## Task goal
The word "name" occurs in some lines of the data. Return each such line.

━━━━━━━━━━━━━━━━━━━━

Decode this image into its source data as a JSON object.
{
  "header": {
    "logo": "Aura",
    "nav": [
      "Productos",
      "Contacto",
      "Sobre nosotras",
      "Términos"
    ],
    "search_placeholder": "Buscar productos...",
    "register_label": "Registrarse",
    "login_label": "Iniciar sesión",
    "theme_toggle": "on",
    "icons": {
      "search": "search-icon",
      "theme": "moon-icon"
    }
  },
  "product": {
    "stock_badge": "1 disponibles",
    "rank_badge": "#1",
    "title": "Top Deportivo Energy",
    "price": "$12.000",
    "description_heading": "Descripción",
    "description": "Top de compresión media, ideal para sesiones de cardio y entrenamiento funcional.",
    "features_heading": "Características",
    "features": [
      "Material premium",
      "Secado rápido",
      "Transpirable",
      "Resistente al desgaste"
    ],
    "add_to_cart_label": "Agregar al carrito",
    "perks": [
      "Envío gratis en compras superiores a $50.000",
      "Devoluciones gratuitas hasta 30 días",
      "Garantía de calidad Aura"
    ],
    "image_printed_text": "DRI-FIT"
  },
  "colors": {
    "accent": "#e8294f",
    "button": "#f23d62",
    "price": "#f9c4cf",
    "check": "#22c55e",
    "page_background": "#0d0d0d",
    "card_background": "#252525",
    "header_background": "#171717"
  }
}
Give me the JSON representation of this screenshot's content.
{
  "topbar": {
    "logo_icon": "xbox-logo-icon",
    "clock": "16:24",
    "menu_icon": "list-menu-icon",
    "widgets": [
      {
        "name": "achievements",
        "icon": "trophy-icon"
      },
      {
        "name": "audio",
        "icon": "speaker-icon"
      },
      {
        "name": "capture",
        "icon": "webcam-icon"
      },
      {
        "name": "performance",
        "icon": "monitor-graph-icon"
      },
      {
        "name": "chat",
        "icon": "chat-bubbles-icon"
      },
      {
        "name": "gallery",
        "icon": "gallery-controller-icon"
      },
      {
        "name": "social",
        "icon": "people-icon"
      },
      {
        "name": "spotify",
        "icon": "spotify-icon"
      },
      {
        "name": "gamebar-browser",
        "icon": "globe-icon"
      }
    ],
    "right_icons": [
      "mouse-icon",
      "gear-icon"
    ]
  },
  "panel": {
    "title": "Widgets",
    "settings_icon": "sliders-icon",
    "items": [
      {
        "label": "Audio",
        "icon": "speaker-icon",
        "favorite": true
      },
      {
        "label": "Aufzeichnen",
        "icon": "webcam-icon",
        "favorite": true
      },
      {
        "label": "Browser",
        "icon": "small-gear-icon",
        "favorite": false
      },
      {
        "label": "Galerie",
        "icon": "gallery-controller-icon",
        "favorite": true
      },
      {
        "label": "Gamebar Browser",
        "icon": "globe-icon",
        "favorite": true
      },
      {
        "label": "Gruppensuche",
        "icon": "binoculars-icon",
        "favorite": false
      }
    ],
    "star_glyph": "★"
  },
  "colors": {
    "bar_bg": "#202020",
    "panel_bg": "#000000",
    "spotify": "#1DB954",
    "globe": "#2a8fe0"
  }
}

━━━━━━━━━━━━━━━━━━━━

## Final answer
        "name": "achievements",
        "name": "audio",
        "name": "capture",
        "name": "performance",
        "name": "chat",
        "name": "gallery",
        "name": "social",
        "name": "spotify",
        "name": "gamebar-browser",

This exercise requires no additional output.